More Aphorisms by Richard Krause

I first blogged about Richard Krause’s aphorisms back in 2009, noting that his “aphorisms often take the form of ‘proverbial play’; i.e. the core of the aphorism consists of a well-known proverbial saying or familiar expression, which the aphorism then tweaks through some ironic reversal or witty gloss.” This is still Mr. Krause’s modus operandi, luring readers into a psychological double take when the expected meaning of the immanent truism is suddenly upended, which leaves you invigorated if slightly uneasy about many of the sayings’ darker undertones…

You take people’s word and soon find that you’ve appropriated their whole vocabulary.

The fear of falling in love with yourself is that you will displace no one.

When you are washed up you never realize the extent of shoreline you have to yourself.

The faith you lose in people is almost enough to start a religion elsewhere.

Too many women around a man always camouflages his inability to make friends.

No matter how we talk a thing to death, death always has the last word.

What we want to hear determines almost everything people say.

You get carried away less often the older you get despite being closer to ending up on a stretcher.

We are always at the mercy of our inability to give it.

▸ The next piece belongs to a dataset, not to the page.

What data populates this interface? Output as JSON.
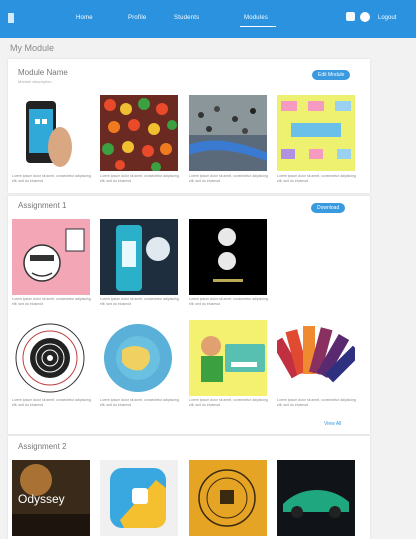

Murmurs often appear in those hearts that have no say.

That life is almost meaningless in its brevity naturally shortens the attention span.

Brilliance turns into glare when it loses its timing.

A person’s pride is accountable for almost all their loneliness.

What you love never leaves you, who you love always does.

You are all that is left of your childhood.

“The Mind Is a Metaphor” Database

Dave Lull alerts me to The Mind is a Metaphor database, “an evolving work of reference, an ever more interactive, more solidly constructed collection of mental metaphorics,” as it assembler and taxonomizer Brad Pasanek of the University of Virginia describes it. “This collection of eighteenth-century metaphors of mind serves as the basis for a scholarly study of the metaphors and root-images appealed to by the novelists, poets, dramatists, essayists, philosophers, belle-lettrists, preachers, and pamphleteers of the long eighteenth century. While the database does include metaphors from classical sources, from Shakespeare and Milton, from the King James Bible, and from more recent texts, it does not pretend to any depth or density of coverage in literature other than that of the British eighteenth century.” Next time you’re in search of an eighteenth-century metaphor, browse on by here…

A dry gleam of light is the wisest and best soul. —Heraklitus

When a human embryo is seven weeks old, / the brain shines through its forehead, a cloud / of light, belly-deep and breathing, / the whole, luminous mass cabled and alone. —Sam Witt

Curiosity is the thirst of the soul; it inflames and torments us, and makes us taste every thing with joy, however otherwise insipid, by which it may be quenched. —Samuel Johnson

A beauteous face may be the index of a beauteous mind. —James Miller